Gold cyanidation is the most used technique worldwide despite cyanide being highly toxic. The reaction of cyanide with metals such as copper and zinc during or after gold recovery builds up moderate and weak metal–cyanide complexes in tailings storage facilities (TSFs) which if not managed may find their way into the environment.
Migratory birds and other waterfowl that ingest with the tailings water or waste discharged from cyanidation operations have the potential to cause adverse effects mainly due to the highly toxic free cyanide (HCN + CN-) and free cyanide released from metal-cyanide complexes particularly under acid condition.
The International Cyanide Management Code (ICMC) has set 50 mg/L of weak acid dissociable (WAD) cyanide discharge into tailings dam as a protective guideline for birds and biota. However, this guideline value was established based on field observations and is not based directly on scientific toxicological data as identified by NICNAS and this remains a knowledge gap.
The toxicity of cyanide and metal-cyanide complexes was assessed using Euglena gracilis strains Z and SMZ. The unique plant- and animal-like properties of Euglena gracilis, and its tolerance to a wide range of pH values including acid pH which is similar to that of the upper gastrointestinal tract of birds where dissociation of metal-cyanide complexes take place, offer a distinct advantage over other algal cells to be selected for this project.
Euglena gracilis Z and SMZ strains were exposed to copper sulfate, zinc sulfate, sodium cyanide, copper- and zinc-cyanide complexes mixed species solutions and one tailings sample for 24 h and 48 h. Two methods for the assessment of inhibitory concentration at 50% (IC50) were applied namely an optical density measurement at the absorbance wavelength 610 nm and a modified resazurin assay.
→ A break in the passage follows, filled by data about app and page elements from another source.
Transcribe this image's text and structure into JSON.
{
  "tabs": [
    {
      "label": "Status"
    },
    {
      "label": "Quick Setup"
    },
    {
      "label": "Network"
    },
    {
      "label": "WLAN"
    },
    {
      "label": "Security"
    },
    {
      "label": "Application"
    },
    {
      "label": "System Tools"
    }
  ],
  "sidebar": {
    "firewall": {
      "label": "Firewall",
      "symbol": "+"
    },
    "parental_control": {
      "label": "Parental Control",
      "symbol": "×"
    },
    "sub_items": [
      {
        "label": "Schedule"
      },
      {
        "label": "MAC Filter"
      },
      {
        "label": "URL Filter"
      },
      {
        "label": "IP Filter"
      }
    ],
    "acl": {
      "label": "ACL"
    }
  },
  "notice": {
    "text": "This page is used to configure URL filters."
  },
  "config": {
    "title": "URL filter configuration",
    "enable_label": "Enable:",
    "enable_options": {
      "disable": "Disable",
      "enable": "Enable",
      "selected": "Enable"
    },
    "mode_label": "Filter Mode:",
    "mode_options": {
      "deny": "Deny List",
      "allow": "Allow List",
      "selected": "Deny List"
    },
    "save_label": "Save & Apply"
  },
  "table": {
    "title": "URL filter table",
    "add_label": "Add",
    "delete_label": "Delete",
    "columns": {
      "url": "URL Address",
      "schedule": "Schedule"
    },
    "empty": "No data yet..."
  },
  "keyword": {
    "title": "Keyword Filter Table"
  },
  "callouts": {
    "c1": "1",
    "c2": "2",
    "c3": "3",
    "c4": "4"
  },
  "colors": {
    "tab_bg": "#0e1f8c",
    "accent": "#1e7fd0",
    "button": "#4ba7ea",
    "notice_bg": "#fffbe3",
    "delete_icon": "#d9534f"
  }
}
The modified resazurin assay provided more robust and reproducible results.
The 48 h exposure showed that CuSO4 induced toxicity to Z (IC50= 20 mg Cu/L) and SMZ (IC50= 116 mg Cu/L). Zinc sulfate showed limited toxicity to both strains of E. gracilis with high IC50 values (IC50=565 mg Zn/L) for Z and (IC50=1490 mg Zn/L) for SMZ.
Based on a WAD CN molar basis the cytotoxicity data (IC50) for E. gracilis Z in the order of: NaCN (1.24 mg CN/L, 95% CI: 1.03 to 1.5) ~ zinc-cyanide complex mixed species (1.61 mg CN/L, 95% CI:1.3 to 2) > copper-cyanide complex mixed species (4.17 mg CN/L, 95% CI:3.7 to 4.7) and for SMZ cells in the order of NaCN (1.02 mg CN/L, 95% CI:0.91 to 1.1) > zinc-cyanide complex mixed species (2.13 mg CN/L, 95% CI:1.7 to 2.7) > copper-cyanide complex mixed species (5.54 mg CN/L, 95% CI:5 to 6.1), respectively.
Further, the chicken was used as a surrogated model for the migratory birds to determine the effects of short-term exposure to sub-lethal doses of sodium cyanide, copper-cyanide complex mixed species, zinc-cyanide complex mixed species and gold mine tailings sample contains less than the ICMC guideline (50 mg WAD CN/L). Based on the CN released it has been found that the toxicity (in chickens) is in the order of:
NaCN > zinc-cyanide complex mixed species > copper-cyanide complex mixed species.
Calibration of toxicity of NaCN to E. gracilis against chicken showed a good relationship (correlation coefficient R2= 0.9858 and 0.9663 for Z and SMZ, respectively) between the two models, giving a predictive equation for the safe CN level in the water that migratory birds may consume if accessing TSFs at gold mines.
No clinical signs were observed in chickens treated with tailings water contains 22 mg/L WAD CN. However, from the predictive equations it was concluded that the current ICMC guideline of 50 mg WAD CN/L may not be totally safe to some bird species such as Mallard duck Anas platyrhynchos, American kestrel (AK) and Black vulture (BV) based on comparison with existing toxicity data for these species.
In addition, this study provides a practical guidance for the risk assessment of biota from cyanide exposure using Euglena gracilis that can potentially replace the conventional toxicity testing of a bird species (or chicken) and can reduce routine chemical cyanide speciation measurements. The latter is restricted by the availability of only a few analytical laboratories in the country and requirement for sample preservation.
This study confirmed that Euglena gracilis Z and SMZ can be used as a screening tool to monitor toxicity of copper- and zinc-cyanide complexes that are present in gold mining tailings.
In order to use this bioassay organism for cyanide and metal-cyanide complexes assessment, further laboratory and fieldwork may be required to calibrate the toxicity of other metal-cyanide complexes with the chicken model and evaluated the toxicity of cyanide and WAD CN considering multiple-doses. It is worthy of notice that the use of wild birds for toxicity testing is ethically impossible. Therefore the chicken model is a good alternative.